5:15 PM - 6:30 PM
[AOS03-P02] Trends of oxygen with bidecadal oscillations in the Oyashio region and its propagation to the western North Pacific
Keywords:deoxygenation, bidecadal oscillation, western North Pacific

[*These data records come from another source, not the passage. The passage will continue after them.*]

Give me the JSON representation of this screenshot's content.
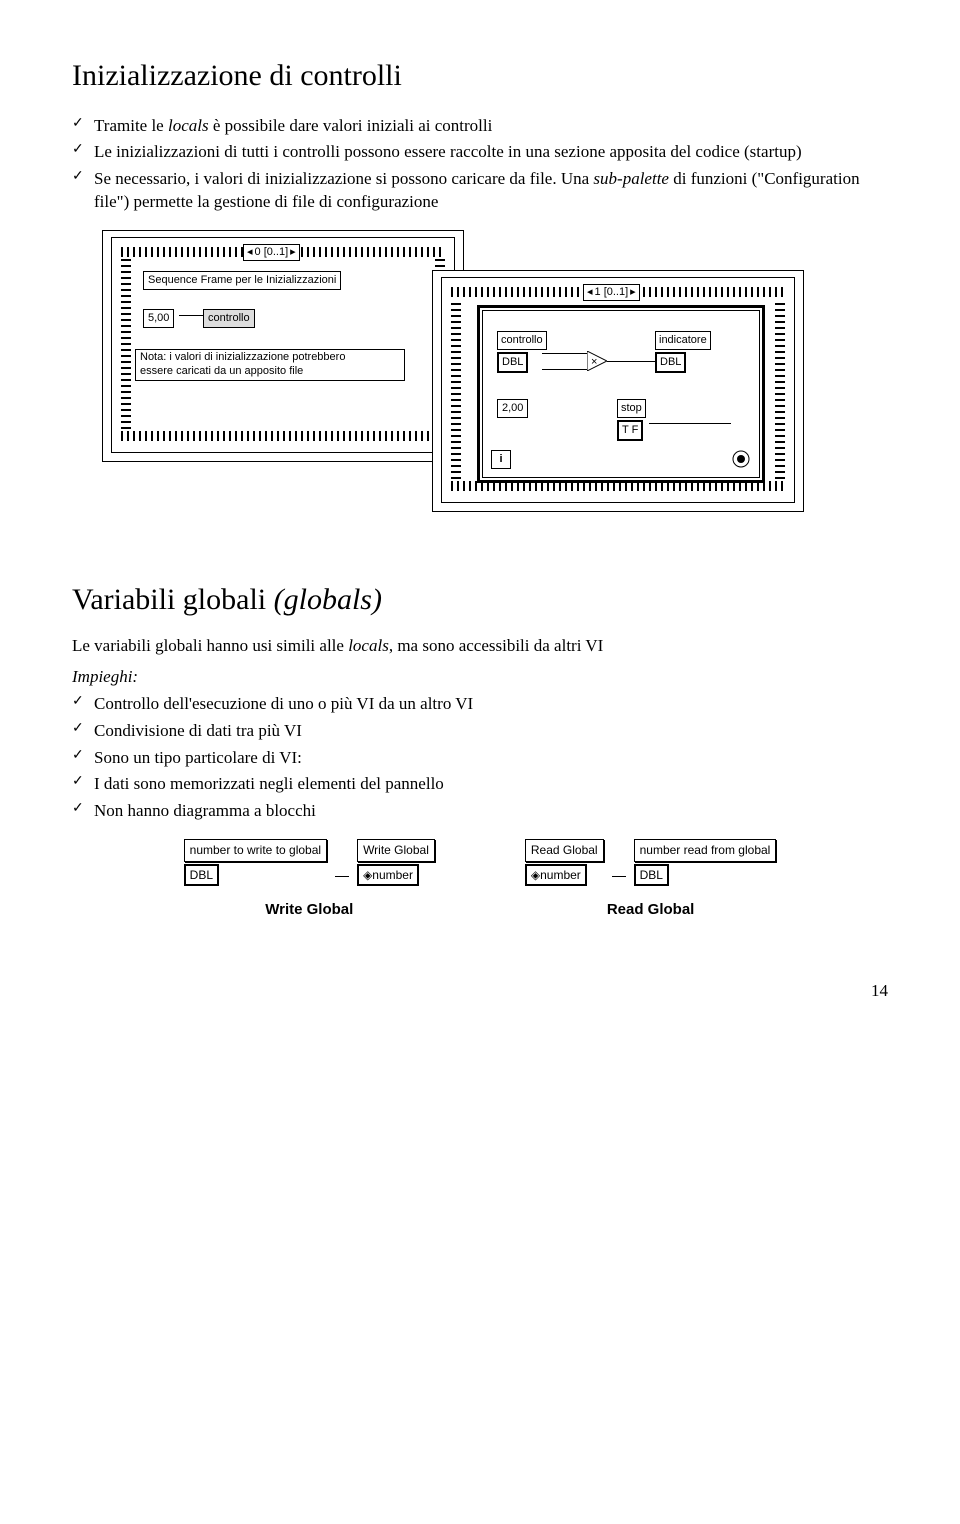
{
  "section1": {
    "title": "Inizializzazione di controlli",
    "bullets": [
      {
        "pre": "Tramite le ",
        "it": "locals",
        "post": " è possibile dare valori iniziali ai controlli"
      },
      {
        "pre": "Le inizializzazioni di tutti i controlli possono essere raccolte in una sezione apposita del codice (startup)",
        "it": "",
        "post": ""
      },
      {
        "pre": "Se necessario, i valori di inizializzazione si possono caricare da file. Una ",
        "it": "sub-palette",
        "post": " di funzioni (\"Configuration file\") permette la gestione di file di configurazione"
      }
    ]
  },
  "diagram1": {
    "left": {
      "nav": "0 [0..1]",
      "seq_label": "Sequence Frame per le Inizializzazioni",
      "val": "5,00",
      "ctrl": "controllo",
      "note": "Nota: i valori di inizializzazione potrebbero\nessere caricati da un apposito file"
    },
    "right": {
      "nav": "1 [0..1]",
      "ctrl": "controllo",
      "ctrl_type": "DBL",
      "ind": "indicatore",
      "ind_type": "DBL",
      "const": "2,00",
      "stop": "stop",
      "stop_type": "T F",
      "i": "i"
    }
  },
  "section2": {
    "title": "Variabili globali (globals)",
    "intro_pre": "Le variabili globali hanno usi simili alle ",
    "intro_it": "locals",
    "intro_post": ", ma sono accessibili da altri VI",
    "impieghi_label": "Impieghi:",
    "bullets": [
      "Controllo dell'esecuzione di uno o più VI da un altro VI",
      "Condivisione di dati tra più VI",
      "Sono un tipo particolare di VI:",
      "I dati sono memorizzati negli elementi del pannello",
      "Non hanno diagramma a blocchi"
    ]
  },
  "diagram2": {
    "write": {
      "label1": "number to write to global",
      "type1": "DBL",
      "box": "Write Global",
      "glyph": "◈number",
      "caption": "Write Global"
    },
    "read": {
      "box": "Read Global",
      "glyph": "◈number",
      "label1": "number read from global",
      "type1": "DBL",
      "caption": "Read Global"
    }
  },
  "page": "14"
}
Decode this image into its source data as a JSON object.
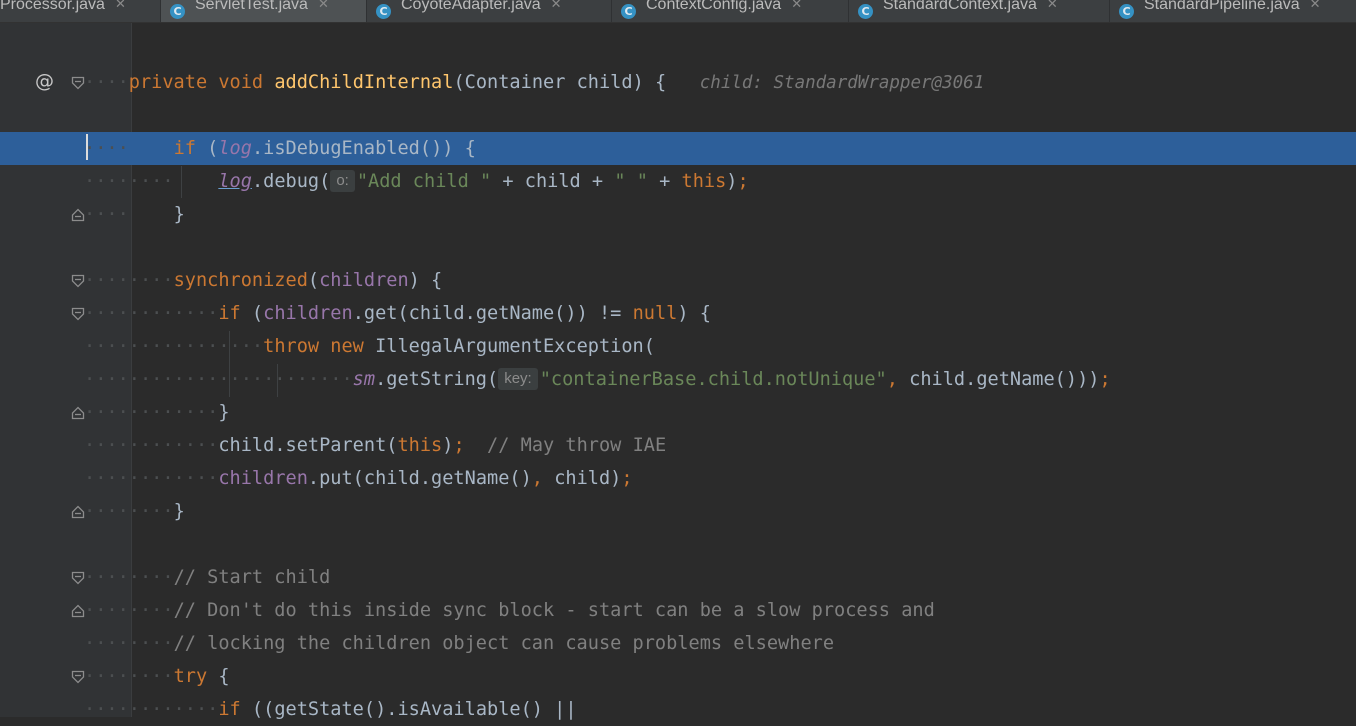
{
  "tabs": [
    {
      "label": "Processor.java",
      "icon": "C",
      "closable": true,
      "active": false
    },
    {
      "label": "ServletTest.java",
      "icon": "C",
      "closable": true,
      "active": true
    },
    {
      "label": "CoyoteAdapter.java",
      "icon": "C",
      "closable": true,
      "active": false
    },
    {
      "label": "ContextConfig.java",
      "icon": "C",
      "closable": true,
      "active": false
    },
    {
      "label": "StandardContext.java",
      "icon": "C",
      "closable": true,
      "active": false
    },
    {
      "label": "StandardPipeline.java",
      "icon": "C",
      "closable": true,
      "active": false
    }
  ],
  "gutter": {
    "override_marker": "@"
  },
  "code": {
    "method_decl": {
      "modifiers": "private void",
      "name": "addChildInternal",
      "params": "(Container child) {",
      "inlay": "child: StandardWrapper@3061"
    },
    "l_if_debug": {
      "kw": "if",
      "open": "(",
      "field": "log",
      "rest": ".isDebugEnabled()) {"
    },
    "l_debug_call": {
      "field": "log",
      "method": ".debug(",
      "hint": "o:",
      "str1": "\"Add child \"",
      "mid": " + child + ",
      "str2": "\" \"",
      "plus": " + ",
      "kw": "this",
      "close": ")",
      "semi": ";"
    },
    "l_close1": "}",
    "l_sync": {
      "kw": "synchronized",
      "open": "(",
      "field": "children",
      "close": ") {"
    },
    "l_if_get": {
      "kw": "if",
      "open": " (",
      "field": "children",
      "mid": ".get(child.getName()) != ",
      "kw2": "null",
      "close": ") {"
    },
    "l_throw": {
      "kw": "throw new",
      "rest": " IllegalArgumentException("
    },
    "l_getstring": {
      "field": "sm",
      "method": ".getString(",
      "hint": "key:",
      "str": "\"containerBase.child.notUnique\"",
      "comma": ",",
      "rest": " child.getName()))",
      "semi": ";"
    },
    "l_close2": "}",
    "l_setparent": {
      "pre": "child.setParent(",
      "kw": "this",
      "close": ")",
      "semi": ";",
      "cmt": "  // May throw IAE"
    },
    "l_put": {
      "field": "children",
      "mid": ".put(child.getName()",
      "comma": ",",
      "rest": " child)",
      "semi": ";"
    },
    "l_close3": "}",
    "l_cmt1": "// Start child",
    "l_cmt2": "// Don't do this inside sync block - start can be a slow process and",
    "l_cmt3": "// locking the children object can cause problems elsewhere",
    "l_try": {
      "kw": "try",
      "rest": " {"
    },
    "l_if_state": {
      "kw": "if",
      "rest": " ((getState().isAvailable() ||"
    }
  }
}
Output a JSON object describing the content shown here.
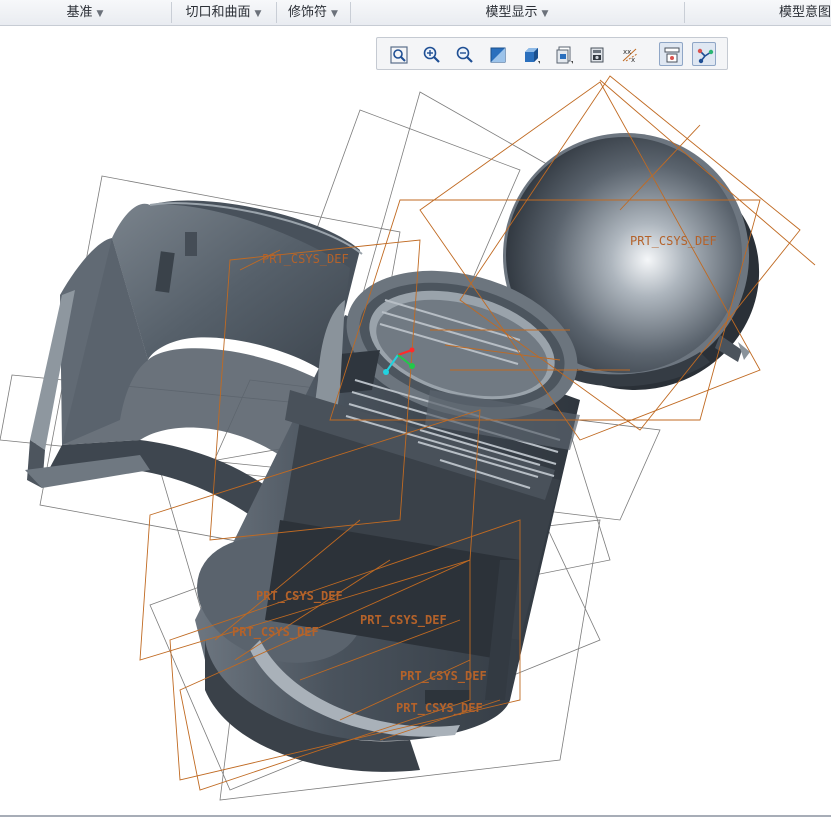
{
  "ribbon": {
    "groups": [
      {
        "label": "基准",
        "icon": "chevron-down-icon"
      },
      {
        "label": "切口和曲面",
        "icon": "chevron-down-icon"
      },
      {
        "label": "修饰符",
        "icon": "chevron-down-icon"
      },
      {
        "label": "模型显示",
        "icon": "chevron-down-icon"
      },
      {
        "label": "模型意图"
      }
    ],
    "arrow_glyph": "▼"
  },
  "view_toolbar": {
    "buttons": [
      {
        "name": "refit-icon"
      },
      {
        "name": "zoom-in-icon"
      },
      {
        "name": "zoom-out-icon"
      },
      {
        "name": "repaint-icon"
      },
      {
        "name": "display-style-icon"
      },
      {
        "name": "saved-orientations-icon"
      },
      {
        "name": "view-manager-icon"
      },
      {
        "name": "datum-display-filters-icon"
      },
      {
        "name": "annotation-display-icon",
        "active": true
      },
      {
        "name": "spin-center-icon",
        "active": true
      }
    ]
  },
  "viewport": {
    "labels": {
      "csys_1": "PRT_CSYS_DEF",
      "csys_2": "PRT_CSYS_DEF",
      "csys_3": "PRT_CSYS_DEF",
      "csys_4": "PRT_CSYS_DEF",
      "csys_5": "PRT_CSYS_DEF",
      "csys_6": "PRT_CSYS_DEF",
      "csys_7": "PRT_CSYS_DEF"
    },
    "colors": {
      "datum_orange": "#c06a22",
      "datum_gray": "#7c7c7c",
      "model_dark": "#3e464f",
      "model_mid": "#5d6670",
      "model_light": "#a9b1b9"
    }
  }
}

Significant linear trends toward decreasing O2 were detected between 26.6σθ and 27.5σθ in the Oyashio region. The contribution of the decrease in the saturation concentration of O2 due to warming was small (<10%). The largest decreasing rate in O2 was found on 26.7σθ (-0.72 ± 0.11 μmol kg-1 yr-1) while it was attributed to a deepening effect of isopycnal horizons by approximately 33%. Because this density corresponds to temperature minimum layer formed in winter convection in the subarctic zone and surface density in winter has been decreasing, the decreasing O2 around 26.7σθ would be predominantly attributed to the reduction of ventilation. At 27.0σθ, O2 decline would be attributed to that in the Sea of Okhotsk where O2 has been decreasing in this density due to the decrease in the formation of dense shelf water (DSW) in association with the decrease in sea ice forming. In deeper layers with densities up to 27.5σθ, O2 decreases would also be explained by the reduction of DSW that propagates through diapycnal mixing in the Bussol’ Strait. Furthermore, the O2 reduction in deep layer might be attributed to the increasing contribution of Western Subarctic water through strengthening of the Aleutian Low. In the Oyashio region, bidecadal oscillations of O2 have been observed in 26.6σθ–27.5σθ. The periodicities were almost constant at 16.4–19.6 years, and were vertically synchronized within 1 year. Along the 165°E section, the bidecadal oscillations were also found horizontally in 30°N–42.5°N on 26.8σθ with a time lag of 1–3 years from the Oyashio region, and vertically in 40°N up to the subtropical OML at 27.5σθ. It suggests that the bidecadal oscillations extended horizontally and vertically to the regions where the subarctic water influences. These results demonstrate that the western subarctic North Pacific is playing an important role as an origin for secular trends and natural variability in dissolved O2.